__Task to complete__: Print all the records below exactly as they stand, but leave out the pictures.

(Dataset records)
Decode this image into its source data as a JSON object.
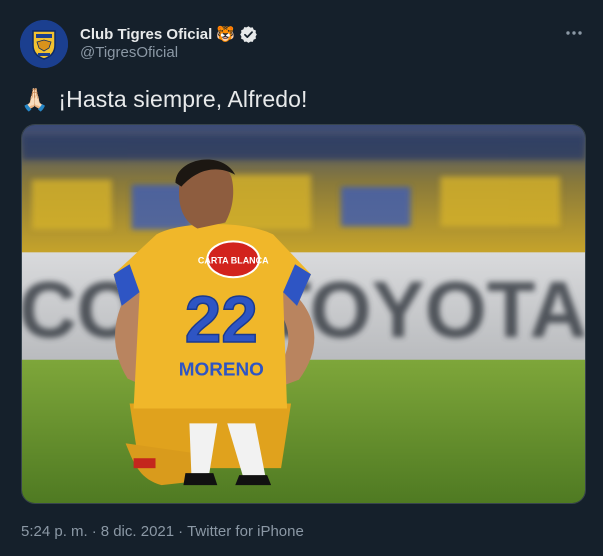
{
  "tweet": {
    "display_name": "Club Tigres Oficial",
    "name_emoji": "🐯",
    "handle": "@TigresOficial",
    "verified": true,
    "text_emoji": "🙏🏻",
    "text": "¡Hasta siempre, Alfredo!",
    "media": {
      "sponsor_banner": "COPA TOYOTA",
      "jersey_sponsor": "CARTA BLANCA",
      "jersey_number": "22",
      "jersey_name": "MORENO"
    },
    "time": "5:24 p. m.",
    "date": "8 dic. 2021",
    "separator": "·",
    "source": "Twitter for iPhone"
  },
  "icons": {
    "verified": "verified-badge-icon",
    "more": "more-horizontal-icon"
  },
  "colors": {
    "background": "#15202b",
    "text": "#e7e9ea",
    "secondary": "#8b98a5",
    "jersey_gold": "#f3b925",
    "jersey_blue": "#2e55c4",
    "pitch": "#5e8b2a"
  }
}
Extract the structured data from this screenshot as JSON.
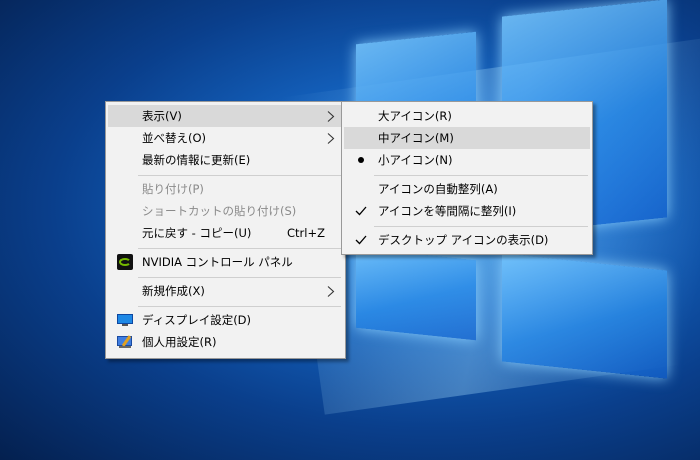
{
  "main_menu": {
    "items": [
      {
        "label": "表示(V)",
        "accel": "",
        "submenu": true,
        "highlighted": true,
        "disabled": false
      },
      {
        "label": "並べ替え(O)",
        "accel": "",
        "submenu": true,
        "highlighted": false,
        "disabled": false
      },
      {
        "label": "最新の情報に更新(E)",
        "accel": "",
        "submenu": false,
        "highlighted": false,
        "disabled": false
      },
      {
        "label": "貼り付け(P)",
        "accel": "",
        "submenu": false,
        "highlighted": false,
        "disabled": true
      },
      {
        "label": "ショートカットの貼り付け(S)",
        "accel": "",
        "submenu": false,
        "highlighted": false,
        "disabled": true
      },
      {
        "label": "元に戻す - コピー(U)",
        "accel": "Ctrl+Z",
        "submenu": false,
        "highlighted": false,
        "disabled": false
      },
      {
        "label": "NVIDIA コントロール パネル",
        "accel": "",
        "submenu": false,
        "highlighted": false,
        "disabled": false,
        "icon": "nvidia-icon"
      },
      {
        "label": "新規作成(X)",
        "accel": "",
        "submenu": true,
        "highlighted": false,
        "disabled": false
      },
      {
        "label": "ディスプレイ設定(D)",
        "accel": "",
        "submenu": false,
        "highlighted": false,
        "disabled": false,
        "icon": "display-settings-icon"
      },
      {
        "label": "個人用設定(R)",
        "accel": "",
        "submenu": false,
        "highlighted": false,
        "disabled": false,
        "icon": "personalize-icon"
      }
    ]
  },
  "sub_menu": {
    "items": [
      {
        "label": "大アイコン(R)",
        "mark": "none",
        "highlighted": false
      },
      {
        "label": "中アイコン(M)",
        "mark": "none",
        "highlighted": true
      },
      {
        "label": "小アイコン(N)",
        "mark": "radio-dot",
        "highlighted": false
      },
      {
        "label": "アイコンの自動整列(A)",
        "mark": "none",
        "highlighted": false
      },
      {
        "label": "アイコンを等間隔に整列(I)",
        "mark": "check",
        "highlighted": false
      },
      {
        "label": "デスクトップ アイコンの表示(D)",
        "mark": "check",
        "highlighted": false
      }
    ]
  },
  "colors": {
    "menu_background": "#f2f2f2",
    "highlight": "#d9d9d9",
    "disabled_text": "#8a8a8a",
    "desktop_blue": "#1566c4"
  }
}
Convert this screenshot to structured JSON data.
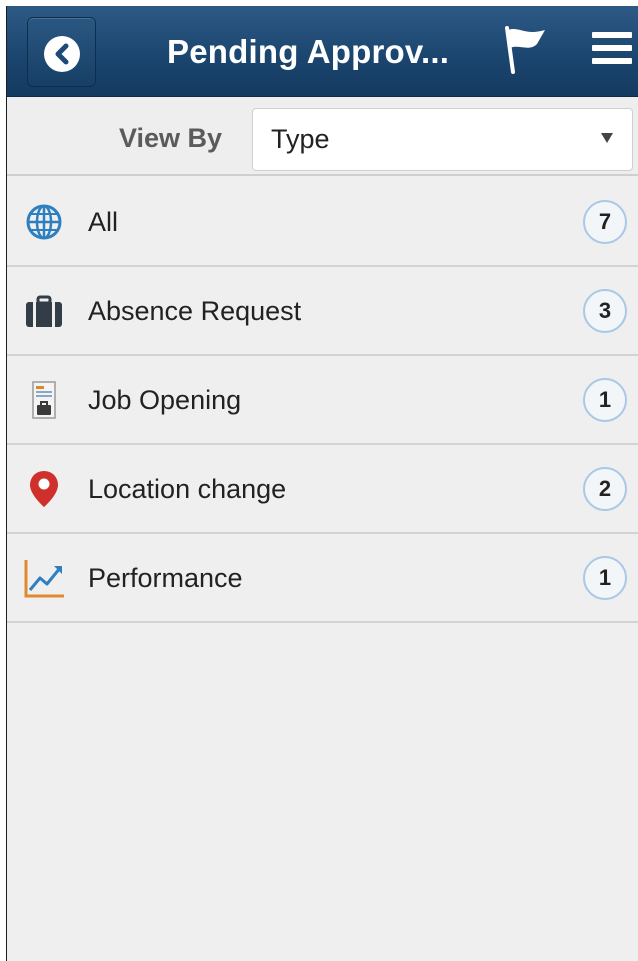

__Answer section__:
Decode this image into its source data as a JSON object.
{
  "tweet": {
    "display_name": "Club Tigres Oficial",
    "name_emoji": "🐯",
    "handle": "@TigresOficial",
    "verified": true,
    "text_emoji": "🙏🏻",
    "text": "¡Hasta siempre, Alfredo!",
    "media": {
      "sponsor_banner": "COPA TOYOTA",
      "jersey_sponsor": "CARTA BLANCA",
      "jersey_number": "22",
      "jersey_name": "MORENO"
    },
    "time": "5:24 p. m.",
    "date": "8 dic. 2021",
    "separator": "·",
    "source": "Twitter for iPhone"
  },
  "icons": {
    "verified": "verified-badge-icon",
    "more": "more-horizontal-icon"
  },
  "colors": {
    "background": "#15202b",
    "text": "#e7e9ea",
    "secondary": "#8b98a5",
    "jersey_gold": "#f3b925",
    "jersey_blue": "#2e55c4",
    "pitch": "#5e8b2a"
  }
}
Extract the structured data from this screenshot as JSON.
{
  "main_menu": {
    "items": [
      {
        "label": "表示(V)",
        "accel": "",
        "submenu": true,
        "highlighted": true,
        "disabled": false
      },
      {
        "label": "並べ替え(O)",
        "accel": "",
        "submenu": true,
        "highlighted": false,
        "disabled": false
      },
      {
        "label": "最新の情報に更新(E)",
        "accel": "",
        "submenu": false,
        "highlighted": false,
        "disabled": false
      },
      {
        "label": "貼り付け(P)",
        "accel": "",
        "submenu": false,
        "highlighted": false,
        "disabled": true
      },
      {
        "label": "ショートカットの貼り付け(S)",
        "accel": "",
        "submenu": false,
        "highlighted": false,
        "disabled": true
      },
      {
        "label": "元に戻す - コピー(U)",
        "accel": "Ctrl+Z",
        "submenu": false,
        "highlighted": false,
        "disabled": false
      },
      {
        "label": "NVIDIA コントロール パネル",
        "accel": "",
        "submenu": false,
        "highlighted": false,
        "disabled": false,
        "icon": "nvidia-icon"
      },
      {
        "label": "新規作成(X)",
        "accel": "",
        "submenu": true,
        "highlighted": false,
        "disabled": false
      },
      {
        "label": "ディスプレイ設定(D)",
        "accel": "",
        "submenu": false,
        "highlighted": false,
        "disabled": false,
        "icon": "display-settings-icon"
      },
      {
        "label": "個人用設定(R)",
        "accel": "",
        "submenu": false,
        "highlighted": false,
        "disabled": false,
        "icon": "personalize-icon"
      }
    ]
  },
  "sub_menu": {
    "items": [
      {
        "label": "大アイコン(R)",
        "mark": "none",
        "highlighted": false
      },
      {
        "label": "中アイコン(M)",
        "mark": "none",
        "highlighted": true
      },
      {
        "label": "小アイコン(N)",
        "mark": "radio-dot",
        "highlighted": false
      },
      {
        "label": "アイコンの自動整列(A)",
        "mark": "none",
        "highlighted": false
      },
      {
        "label": "アイコンを等間隔に整列(I)",
        "mark": "check",
        "highlighted": false
      },
      {
        "label": "デスクトップ アイコンの表示(D)",
        "mark": "check",
        "highlighted": false
      }
    ]
  },
  "colors": {
    "menu_background": "#f2f2f2",
    "highlight": "#d9d9d9",
    "disabled_text": "#8a8a8a",
    "desktop_blue": "#1566c4"
  }
}
Convert this screenshot to structured JSON data.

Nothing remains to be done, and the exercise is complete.